However, the customer, Gareth Lee, soon reported Ashers Baking Company to the Equality Commission of Northern Ireland, which in turn sent a warning to to McArthur, stating that he and his bakery had discriminated against Lee. Same-sex “marriage” is not legal in Northern Ireland, although laws have been passed throughout the rest of the UK.
“[The Commission] asked us to propose how we would recompense the customer for this discrimination,” McArthur explained. “It also said it would pursue legal proceedings if we didn’t respond within a seven-day time period.”
Ashers Baking Company has now obtained the legal assistance of the Christian Institute, based in Newcastle, England.
“All the McArthurs want is to run their bakery according to their Christian beliefs,” Director Colin Hart stated in a news release. “There won’t be many situations where they need to turn down an order but this is obviously one of them. No one should be forced to use their creative skills to promote a cause which goes against their consciences. Imbalanced equality laws are making it increasingly hard for people, especially Christians.”
He stated that forcing business owners to promote views contrary to their deeply-held convictions would never be allowed in any other situation.
“Imagine the uproar if the Equality Commission said that an environmentally-conscious baker had to produce a cake saying ‘Support fracking,’ or if they threatened a feminist bakery for refusing to print a ‘Sharia for UK’ cake,” Hart stated.
As previously reported, bakeries in the United States have likewise faced discrimination complaints and legal action for declining to make cakes for same-sex ceremonies. In December, an administrative law judge in Colorado ruled under the threat of fines that baker Jack Phillips of Masterpiece Cake Shop in Lakewood must not refuse orders to make cakes for homosexual celebrations. However, unlike the North Ireland matter, Judge Robert N. Spencer declared that because the design of the cake was not known, the order did not amount to a free speech violation.
“Phillips was not asked to apply any message or symbol to the cake, or to construct the cake in any fashion that could be reasonably understood as advocating same-sex marriage,” he wrote. “For all Phillips knew at the time, Complainants might have wanted a nondescript cake that would have been suitable for consumption at any wedding. Therefore, Respondents’ claim that they refused to provide a cake because it would convey a message supporting same-sex marriage is specious.”
In Portland, Oregon, investigators concluded earlier this year that Christians Aaron and Melissa Klein of Sweet Cakes by Melissa discriminated against a lesbian when they declined to make a cake for her same-sex ceremony.

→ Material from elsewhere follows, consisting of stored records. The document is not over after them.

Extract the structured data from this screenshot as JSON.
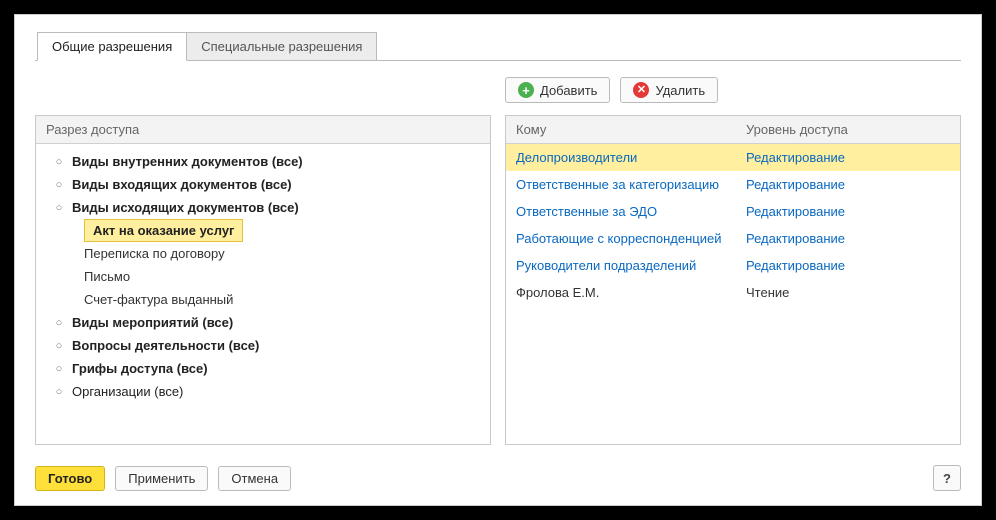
{
  "tabs": {
    "general": "Общие разрешения",
    "special": "Специальные разрешения"
  },
  "toolbar": {
    "add": "Добавить",
    "delete": "Удалить"
  },
  "tree": {
    "header": "Разрез доступа",
    "items": [
      {
        "label": "Виды внутренних документов (все)",
        "bold": true
      },
      {
        "label": "Виды входящих документов (все)",
        "bold": true
      },
      {
        "label": "Виды исходящих документов (все)",
        "bold": true,
        "children": [
          {
            "label": "Акт на оказание услуг",
            "selected": true
          },
          {
            "label": "Переписка по договору"
          },
          {
            "label": "Письмо"
          },
          {
            "label": "Счет-фактура выданный"
          }
        ]
      },
      {
        "label": "Виды мероприятий (все)",
        "bold": true
      },
      {
        "label": "Вопросы деятельности (все)",
        "bold": true
      },
      {
        "label": "Грифы доступа (все)",
        "bold": true
      },
      {
        "label": "Организации (все)",
        "bold": false
      }
    ]
  },
  "grid": {
    "col1": "Кому",
    "col2": "Уровень доступа",
    "rows": [
      {
        "who": "Делопроизводители",
        "level": "Редактирование",
        "selected": true,
        "link": true
      },
      {
        "who": "Ответственные за категоризацию",
        "level": "Редактирование",
        "link": true
      },
      {
        "who": "Ответственные за ЭДО",
        "level": "Редактирование",
        "link": true
      },
      {
        "who": "Работающие с корреспонденцией",
        "level": "Редактирование",
        "link": true
      },
      {
        "who": "Руководители подразделений",
        "level": "Редактирование",
        "link": true
      },
      {
        "who": "Фролова Е.М.",
        "level": "Чтение",
        "link": false
      }
    ]
  },
  "footer": {
    "ok": "Готово",
    "apply": "Применить",
    "cancel": "Отмена",
    "help": "?"
  }
}
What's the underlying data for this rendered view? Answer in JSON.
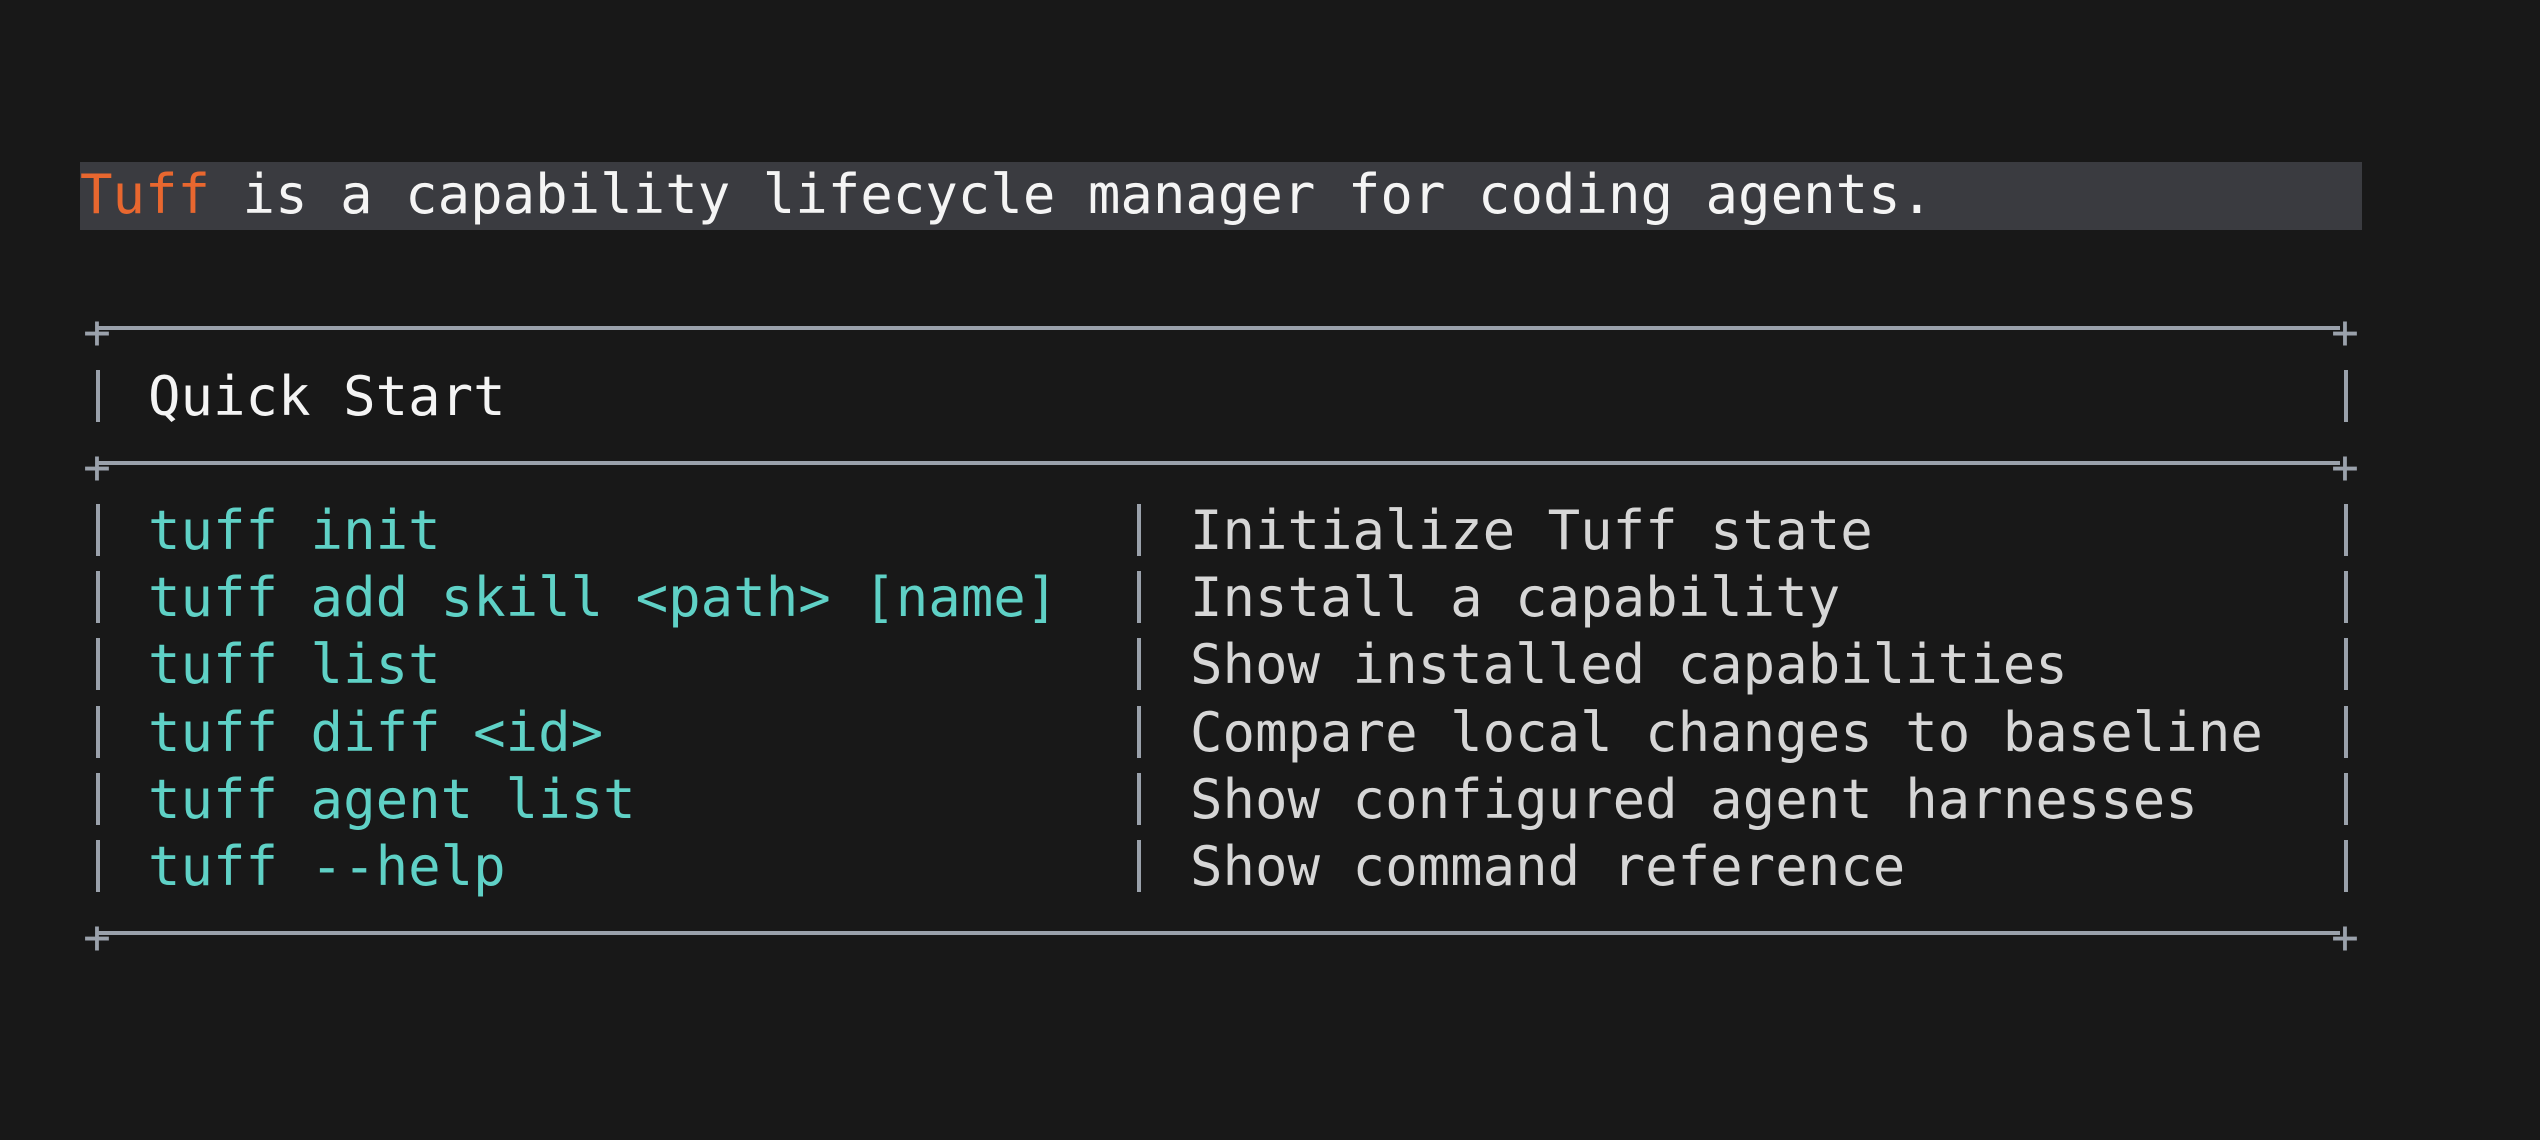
{
  "intro": {
    "brand": "Tuff",
    "text": " is a capability lifecycle manager for coding agents."
  },
  "quick_start": {
    "title": "Quick Start",
    "rows": [
      {
        "command": "tuff init",
        "description": "Initialize Tuff state"
      },
      {
        "command": "tuff add skill <path> [name]",
        "description": "Install a capability"
      },
      {
        "command": "tuff list",
        "description": "Show installed capabilities"
      },
      {
        "command": "tuff diff <id>",
        "description": "Compare local changes to baseline"
      },
      {
        "command": "tuff agent list",
        "description": "Show configured agent harnesses"
      },
      {
        "command": "tuff --help",
        "description": "Show command reference"
      }
    ]
  },
  "colors": {
    "background": "#181818",
    "brand": "#e8672f",
    "command": "#5fd1c6",
    "border": "#9aa1ab",
    "highlight": "#3a3b40"
  }
}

The case is now in a conciliation phase to work toward a settlement, but if an agreement cannot be reached, the Oregon Bureau of Labor and Industries has warned that “the bureau may bring formal charges and move the issue to BOLI’s Administrative Prosecution Unit.”
The Klein’s closed their bakery last year and moved all operations to their home, as they state that homosexuals used “mafia tactics” to force them out of business, sending threatening emails , harassing their vendors and ransacking their bakery truck as they packed to leave. But the couple vowed to continue to stand, giving glory to God in a note that they affixed to the bakery as they closed down in September.
“This fight is not over. We will continue to stand strong,” it read. “The Lord is good and we will continue to serve HIM with all our heart.”